Two conservation groups, Alliance for the Wild Rockies and Native Ecosystems Council, filed suit in Federal District Court in Missoula Friday challenging the Stonewall Vegetation Project in the Helena-Lewis and Clark National Forest about 4 miles northwest of Lincoln, MT. The conservation groups contend proposed changes to eliminate Big Game Security and Thermal Cover standards in the project violate a number of federal laws and threaten the area’s elk herd as well as grizzly bears and lynx.
“The Forest Service decision authorizes logging on 2,113 acres, prescribed burning on 2,755 acres, bulldozing in a mile of new logging road and rebuilding another 9 miles at a cost to taxpayers of $972,000,” explained Mike Garrity, Executive Director of the Alliance for the Wild Rockies.
“Once again the Forest Service is showing that they put industrial logging ahead of taxpayers and protecting public land,” Garrity added. “It makes no sense for the Forest Service to sacrifice elk, lynx, and grizzly bear habitat to subsidize the timber industry with nearly a million federal taxpayer dollars.”
As Garrity pointed out, FWP informed the Forest Service during the travel planning process for the Blackfoot area that “[a]lthough elk populations have generally increased in hunting districts that include Helena National Forest land since adoption of the 1986 [Helena National Forest] Forest Plan, the number of elk that spend summer and fall on the Lincoln Ranger District (LRD) have not. . . . FWP recommends that land managers provide enough secure habitat during fall to meet annual bull survival objectives while maintaining general bull harvest opportunity. . . . Neither public land populations nor bull ratios in the Lincoln valley have increased despite the near elimination of antlerless harvest opportunity and the adoption of spike-bull harvest restrictions.”
“Montana’s big game management agency also warned that due to the loss of public forest cover, elk are now spending more time on private lands, which causes conflict with land owners as well as increasing the difficulty of managing the herd size due to loss of hunting opportunities on public lands.” As Montana Fish, Wildlife and Parks biologists told the Forest Service during travel planning: “The number of elk that spend the majority of the year on some nearby private lands has increased dramatically between 1986 and 2013. FWP has consistently urged the [Helena National Forest] to increase functional fall habitat security on the Lincoln Ranger District . . . .”
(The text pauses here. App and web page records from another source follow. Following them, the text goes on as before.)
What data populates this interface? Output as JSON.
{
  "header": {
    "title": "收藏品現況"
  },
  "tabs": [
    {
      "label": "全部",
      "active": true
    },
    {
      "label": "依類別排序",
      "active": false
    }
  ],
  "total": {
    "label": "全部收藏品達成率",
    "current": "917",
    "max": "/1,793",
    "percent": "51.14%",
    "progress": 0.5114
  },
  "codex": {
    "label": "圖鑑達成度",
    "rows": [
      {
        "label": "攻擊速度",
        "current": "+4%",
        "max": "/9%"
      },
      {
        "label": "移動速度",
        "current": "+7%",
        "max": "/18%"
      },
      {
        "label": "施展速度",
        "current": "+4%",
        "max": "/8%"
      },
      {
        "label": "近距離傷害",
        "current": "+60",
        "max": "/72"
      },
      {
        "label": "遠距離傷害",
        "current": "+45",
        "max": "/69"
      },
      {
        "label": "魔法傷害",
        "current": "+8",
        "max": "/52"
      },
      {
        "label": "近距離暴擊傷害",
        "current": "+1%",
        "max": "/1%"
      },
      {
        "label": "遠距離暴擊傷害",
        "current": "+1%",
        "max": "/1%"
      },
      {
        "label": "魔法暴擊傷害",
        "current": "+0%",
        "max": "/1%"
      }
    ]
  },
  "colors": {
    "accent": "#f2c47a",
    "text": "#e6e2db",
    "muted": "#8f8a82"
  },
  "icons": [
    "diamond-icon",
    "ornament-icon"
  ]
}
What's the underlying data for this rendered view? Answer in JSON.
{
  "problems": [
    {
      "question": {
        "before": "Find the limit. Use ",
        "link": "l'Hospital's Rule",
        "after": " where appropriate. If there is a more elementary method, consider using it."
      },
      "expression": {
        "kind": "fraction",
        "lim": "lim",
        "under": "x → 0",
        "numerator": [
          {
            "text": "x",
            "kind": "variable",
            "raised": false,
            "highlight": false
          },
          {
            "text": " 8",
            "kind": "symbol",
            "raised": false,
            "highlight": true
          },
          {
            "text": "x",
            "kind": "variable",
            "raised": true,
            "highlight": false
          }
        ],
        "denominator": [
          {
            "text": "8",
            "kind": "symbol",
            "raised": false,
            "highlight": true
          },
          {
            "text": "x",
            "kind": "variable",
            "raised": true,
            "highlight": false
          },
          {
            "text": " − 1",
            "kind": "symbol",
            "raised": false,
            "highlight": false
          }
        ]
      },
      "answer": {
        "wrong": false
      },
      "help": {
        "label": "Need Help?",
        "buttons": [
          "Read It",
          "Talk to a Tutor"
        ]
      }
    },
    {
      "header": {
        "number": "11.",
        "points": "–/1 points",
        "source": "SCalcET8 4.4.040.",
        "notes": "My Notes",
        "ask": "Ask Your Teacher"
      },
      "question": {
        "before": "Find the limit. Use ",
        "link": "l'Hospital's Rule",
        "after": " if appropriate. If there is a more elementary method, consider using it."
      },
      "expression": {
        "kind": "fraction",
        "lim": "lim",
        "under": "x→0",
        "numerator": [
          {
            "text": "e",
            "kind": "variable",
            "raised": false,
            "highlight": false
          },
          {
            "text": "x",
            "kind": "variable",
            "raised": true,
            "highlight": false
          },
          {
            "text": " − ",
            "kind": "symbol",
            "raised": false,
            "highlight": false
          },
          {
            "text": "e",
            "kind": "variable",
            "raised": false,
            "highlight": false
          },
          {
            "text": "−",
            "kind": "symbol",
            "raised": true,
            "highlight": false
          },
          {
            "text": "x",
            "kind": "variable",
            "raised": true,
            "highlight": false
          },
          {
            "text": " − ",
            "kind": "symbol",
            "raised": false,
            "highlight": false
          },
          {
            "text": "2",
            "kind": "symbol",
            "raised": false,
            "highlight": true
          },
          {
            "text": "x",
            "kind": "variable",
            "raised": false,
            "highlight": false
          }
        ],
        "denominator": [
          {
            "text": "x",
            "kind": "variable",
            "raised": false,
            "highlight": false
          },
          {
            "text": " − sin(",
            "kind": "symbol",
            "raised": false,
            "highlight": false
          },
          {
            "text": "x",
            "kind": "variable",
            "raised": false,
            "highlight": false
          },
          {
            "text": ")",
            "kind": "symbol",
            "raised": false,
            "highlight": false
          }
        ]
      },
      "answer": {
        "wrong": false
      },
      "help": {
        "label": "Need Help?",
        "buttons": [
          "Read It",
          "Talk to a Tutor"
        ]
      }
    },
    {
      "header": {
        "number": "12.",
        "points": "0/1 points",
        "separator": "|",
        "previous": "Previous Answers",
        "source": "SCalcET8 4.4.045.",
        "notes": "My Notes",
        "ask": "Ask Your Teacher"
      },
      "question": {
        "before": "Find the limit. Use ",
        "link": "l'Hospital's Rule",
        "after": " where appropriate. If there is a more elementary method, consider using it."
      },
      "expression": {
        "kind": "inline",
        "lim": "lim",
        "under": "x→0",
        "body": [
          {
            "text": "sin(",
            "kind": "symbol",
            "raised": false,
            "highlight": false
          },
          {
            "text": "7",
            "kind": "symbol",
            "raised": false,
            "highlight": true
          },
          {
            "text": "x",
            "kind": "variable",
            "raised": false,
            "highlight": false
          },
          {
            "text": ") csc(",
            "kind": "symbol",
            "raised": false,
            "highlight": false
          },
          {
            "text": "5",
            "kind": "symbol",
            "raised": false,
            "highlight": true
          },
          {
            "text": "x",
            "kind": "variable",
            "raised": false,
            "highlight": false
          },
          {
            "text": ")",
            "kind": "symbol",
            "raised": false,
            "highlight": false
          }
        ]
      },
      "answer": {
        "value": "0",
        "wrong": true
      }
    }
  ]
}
“The Forest Service did not comply with the Montana Elk-Logging Study Recommendation for Road Management as required by the Forest Plan,” Garrity explained, pointing to the requirement that states: “Where maintenance of elk habitat quality and security is an important consideration, open road densities should be held to a low level, and every open road should be carefully evaluated to determine the possible consequences for elk.”
“On this proposal, the Forest Service also violates the agency’s own rule, which prohibits open road density over 0.55 miles/square mile in occupied grizzly bear habitat,” Garrity added. “Currently the open road density in occupied habitat across the Forest is actually 0.95 miles/square mile and they want taxpayers to pay for bulldozing more new logging roads. According to the Grizzly Bear Recovery Plan, roads are one of the ‘most imminent threats to grizzly habitat today.’”
“The Federal Government is also violating the lynx amendment to the Forest Plan,” Garrity continued. “While the lynx amendment allows logging in the Wildland Urban Interface, it also defines the Wildlife Urban Interface to be within one mile of communities. The Project does not comply with this limit because it remapped the WUI to include areas up to four miles away from Lincoln.
View the complaint here: .Stonewall complaint filed 2.17.17